* THE INPUT:

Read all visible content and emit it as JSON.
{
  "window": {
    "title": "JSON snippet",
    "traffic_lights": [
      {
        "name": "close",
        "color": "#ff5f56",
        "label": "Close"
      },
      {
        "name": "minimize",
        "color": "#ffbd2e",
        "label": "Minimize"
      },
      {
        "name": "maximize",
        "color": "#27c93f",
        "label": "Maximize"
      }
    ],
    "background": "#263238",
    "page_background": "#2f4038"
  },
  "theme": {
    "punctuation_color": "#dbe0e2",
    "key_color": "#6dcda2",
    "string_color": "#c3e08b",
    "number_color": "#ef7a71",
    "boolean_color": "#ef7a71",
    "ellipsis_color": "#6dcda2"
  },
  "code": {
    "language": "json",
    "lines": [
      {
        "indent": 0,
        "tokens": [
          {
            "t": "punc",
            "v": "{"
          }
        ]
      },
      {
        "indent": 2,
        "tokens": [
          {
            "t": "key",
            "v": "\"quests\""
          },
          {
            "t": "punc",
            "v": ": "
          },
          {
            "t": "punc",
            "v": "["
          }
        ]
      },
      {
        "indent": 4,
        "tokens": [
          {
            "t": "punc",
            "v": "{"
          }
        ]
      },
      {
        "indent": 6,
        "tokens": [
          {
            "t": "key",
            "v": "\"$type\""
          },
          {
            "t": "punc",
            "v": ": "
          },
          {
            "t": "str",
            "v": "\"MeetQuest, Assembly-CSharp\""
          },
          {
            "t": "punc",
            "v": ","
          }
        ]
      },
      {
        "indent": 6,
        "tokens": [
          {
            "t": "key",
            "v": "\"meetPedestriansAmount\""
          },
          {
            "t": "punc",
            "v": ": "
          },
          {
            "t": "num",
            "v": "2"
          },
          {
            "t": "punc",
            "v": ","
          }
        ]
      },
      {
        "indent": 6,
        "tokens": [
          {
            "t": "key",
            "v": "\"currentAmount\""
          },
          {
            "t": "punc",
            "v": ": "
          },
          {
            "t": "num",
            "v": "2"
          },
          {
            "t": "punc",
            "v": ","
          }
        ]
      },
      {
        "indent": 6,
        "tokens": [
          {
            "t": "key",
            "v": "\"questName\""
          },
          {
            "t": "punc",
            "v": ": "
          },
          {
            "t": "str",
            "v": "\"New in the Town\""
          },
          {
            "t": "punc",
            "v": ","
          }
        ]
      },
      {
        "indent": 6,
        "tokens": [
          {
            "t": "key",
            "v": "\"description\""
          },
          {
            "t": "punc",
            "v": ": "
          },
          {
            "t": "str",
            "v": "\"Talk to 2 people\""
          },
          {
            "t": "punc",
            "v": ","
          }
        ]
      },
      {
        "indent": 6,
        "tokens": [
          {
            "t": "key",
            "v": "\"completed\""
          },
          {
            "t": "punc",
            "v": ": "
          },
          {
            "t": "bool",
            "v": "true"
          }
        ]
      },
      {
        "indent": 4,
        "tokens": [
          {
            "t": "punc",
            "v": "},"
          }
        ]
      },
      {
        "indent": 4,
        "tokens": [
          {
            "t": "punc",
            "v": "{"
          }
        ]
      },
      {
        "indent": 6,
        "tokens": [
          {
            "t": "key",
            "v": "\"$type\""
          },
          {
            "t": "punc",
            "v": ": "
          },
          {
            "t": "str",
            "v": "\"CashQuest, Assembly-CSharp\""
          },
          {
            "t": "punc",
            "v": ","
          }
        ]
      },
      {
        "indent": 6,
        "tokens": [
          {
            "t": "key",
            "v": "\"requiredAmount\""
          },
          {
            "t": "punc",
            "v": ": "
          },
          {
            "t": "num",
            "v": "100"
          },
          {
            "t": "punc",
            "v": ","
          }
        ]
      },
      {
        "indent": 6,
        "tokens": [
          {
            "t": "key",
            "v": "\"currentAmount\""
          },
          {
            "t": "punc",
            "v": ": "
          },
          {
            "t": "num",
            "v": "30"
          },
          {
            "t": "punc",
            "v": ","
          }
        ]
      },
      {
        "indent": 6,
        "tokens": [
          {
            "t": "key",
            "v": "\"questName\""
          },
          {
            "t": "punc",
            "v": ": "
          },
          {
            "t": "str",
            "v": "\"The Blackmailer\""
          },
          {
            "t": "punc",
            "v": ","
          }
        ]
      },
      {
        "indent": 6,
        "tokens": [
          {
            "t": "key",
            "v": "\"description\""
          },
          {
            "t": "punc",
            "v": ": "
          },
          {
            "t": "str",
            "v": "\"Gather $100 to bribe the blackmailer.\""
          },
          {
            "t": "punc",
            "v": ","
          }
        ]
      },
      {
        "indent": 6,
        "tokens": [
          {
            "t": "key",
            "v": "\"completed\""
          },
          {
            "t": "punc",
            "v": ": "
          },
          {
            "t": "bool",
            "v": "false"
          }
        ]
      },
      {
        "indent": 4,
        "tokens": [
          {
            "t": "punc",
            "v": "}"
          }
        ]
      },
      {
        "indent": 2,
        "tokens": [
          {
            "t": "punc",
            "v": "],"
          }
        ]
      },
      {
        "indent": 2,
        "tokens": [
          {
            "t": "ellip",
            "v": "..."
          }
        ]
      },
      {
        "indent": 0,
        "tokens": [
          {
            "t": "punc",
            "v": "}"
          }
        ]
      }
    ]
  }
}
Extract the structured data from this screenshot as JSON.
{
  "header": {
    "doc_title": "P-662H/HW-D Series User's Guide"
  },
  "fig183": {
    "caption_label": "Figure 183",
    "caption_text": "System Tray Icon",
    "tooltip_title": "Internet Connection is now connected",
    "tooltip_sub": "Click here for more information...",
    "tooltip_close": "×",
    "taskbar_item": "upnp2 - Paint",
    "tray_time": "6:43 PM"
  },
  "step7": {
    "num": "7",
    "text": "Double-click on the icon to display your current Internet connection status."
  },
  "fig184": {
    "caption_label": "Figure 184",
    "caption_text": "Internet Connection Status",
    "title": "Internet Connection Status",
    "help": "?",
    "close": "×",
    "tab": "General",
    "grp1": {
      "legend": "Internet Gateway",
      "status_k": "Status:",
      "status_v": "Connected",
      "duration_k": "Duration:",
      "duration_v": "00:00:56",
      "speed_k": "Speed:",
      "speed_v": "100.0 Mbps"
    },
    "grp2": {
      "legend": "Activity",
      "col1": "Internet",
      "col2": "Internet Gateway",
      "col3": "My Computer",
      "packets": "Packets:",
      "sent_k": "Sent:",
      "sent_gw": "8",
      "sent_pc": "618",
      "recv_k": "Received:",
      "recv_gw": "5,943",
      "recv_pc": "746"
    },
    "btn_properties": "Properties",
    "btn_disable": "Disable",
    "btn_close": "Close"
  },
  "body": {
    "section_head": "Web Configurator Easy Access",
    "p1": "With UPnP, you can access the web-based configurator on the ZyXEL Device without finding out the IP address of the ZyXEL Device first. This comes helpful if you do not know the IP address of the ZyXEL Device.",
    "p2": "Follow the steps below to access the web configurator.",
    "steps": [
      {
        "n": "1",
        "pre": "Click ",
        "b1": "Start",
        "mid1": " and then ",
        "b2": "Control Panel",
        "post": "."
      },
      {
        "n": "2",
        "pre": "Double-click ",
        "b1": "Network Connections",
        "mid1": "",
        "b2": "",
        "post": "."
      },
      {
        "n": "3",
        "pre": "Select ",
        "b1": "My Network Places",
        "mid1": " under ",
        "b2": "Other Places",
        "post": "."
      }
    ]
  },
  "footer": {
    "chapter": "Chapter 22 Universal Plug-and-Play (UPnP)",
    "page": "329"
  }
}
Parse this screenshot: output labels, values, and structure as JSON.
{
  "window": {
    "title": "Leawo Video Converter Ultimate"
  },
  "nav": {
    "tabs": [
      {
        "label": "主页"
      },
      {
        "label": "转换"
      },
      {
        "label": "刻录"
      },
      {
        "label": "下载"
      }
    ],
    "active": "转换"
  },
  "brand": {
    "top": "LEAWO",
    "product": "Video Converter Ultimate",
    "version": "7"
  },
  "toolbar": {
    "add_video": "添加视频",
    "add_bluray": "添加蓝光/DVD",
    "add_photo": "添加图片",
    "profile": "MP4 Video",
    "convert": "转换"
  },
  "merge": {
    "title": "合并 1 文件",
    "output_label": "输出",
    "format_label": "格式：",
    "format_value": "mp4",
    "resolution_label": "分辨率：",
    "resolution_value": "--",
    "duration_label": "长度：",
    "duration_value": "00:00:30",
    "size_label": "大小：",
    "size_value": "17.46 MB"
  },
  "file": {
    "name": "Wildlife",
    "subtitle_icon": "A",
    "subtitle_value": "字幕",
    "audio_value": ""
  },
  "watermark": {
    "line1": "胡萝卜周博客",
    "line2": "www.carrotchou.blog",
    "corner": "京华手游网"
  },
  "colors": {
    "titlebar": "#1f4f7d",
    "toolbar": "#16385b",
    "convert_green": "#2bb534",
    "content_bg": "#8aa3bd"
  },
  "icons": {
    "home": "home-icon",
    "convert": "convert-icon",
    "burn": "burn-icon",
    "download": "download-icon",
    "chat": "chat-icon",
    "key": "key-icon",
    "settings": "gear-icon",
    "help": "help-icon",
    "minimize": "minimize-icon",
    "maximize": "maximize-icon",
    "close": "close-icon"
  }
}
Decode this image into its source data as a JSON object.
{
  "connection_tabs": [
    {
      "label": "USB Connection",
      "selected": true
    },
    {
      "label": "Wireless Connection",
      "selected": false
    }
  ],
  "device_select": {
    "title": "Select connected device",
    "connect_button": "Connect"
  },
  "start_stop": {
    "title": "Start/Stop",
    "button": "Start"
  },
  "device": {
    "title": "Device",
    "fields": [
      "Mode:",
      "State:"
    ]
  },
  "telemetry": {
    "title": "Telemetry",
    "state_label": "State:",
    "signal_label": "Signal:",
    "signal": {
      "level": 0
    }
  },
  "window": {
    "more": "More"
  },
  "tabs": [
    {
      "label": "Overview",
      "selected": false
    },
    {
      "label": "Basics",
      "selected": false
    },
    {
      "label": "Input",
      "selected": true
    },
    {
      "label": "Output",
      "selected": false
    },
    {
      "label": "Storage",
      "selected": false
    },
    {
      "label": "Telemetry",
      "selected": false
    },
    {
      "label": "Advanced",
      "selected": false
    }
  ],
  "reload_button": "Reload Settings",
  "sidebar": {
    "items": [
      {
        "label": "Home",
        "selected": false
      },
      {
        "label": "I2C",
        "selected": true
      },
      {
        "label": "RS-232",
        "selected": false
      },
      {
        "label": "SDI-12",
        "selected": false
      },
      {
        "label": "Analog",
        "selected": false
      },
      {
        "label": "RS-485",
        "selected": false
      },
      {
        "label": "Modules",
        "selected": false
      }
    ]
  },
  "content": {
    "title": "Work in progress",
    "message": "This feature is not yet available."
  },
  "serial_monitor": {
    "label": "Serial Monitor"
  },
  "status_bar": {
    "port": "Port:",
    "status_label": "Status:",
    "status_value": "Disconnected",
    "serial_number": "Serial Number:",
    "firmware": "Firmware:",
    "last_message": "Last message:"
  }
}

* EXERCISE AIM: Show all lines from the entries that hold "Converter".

* SOLUTION:
    "title": "Leawo Video Converter Ultimate"
    "product": "Video Converter Ultimate",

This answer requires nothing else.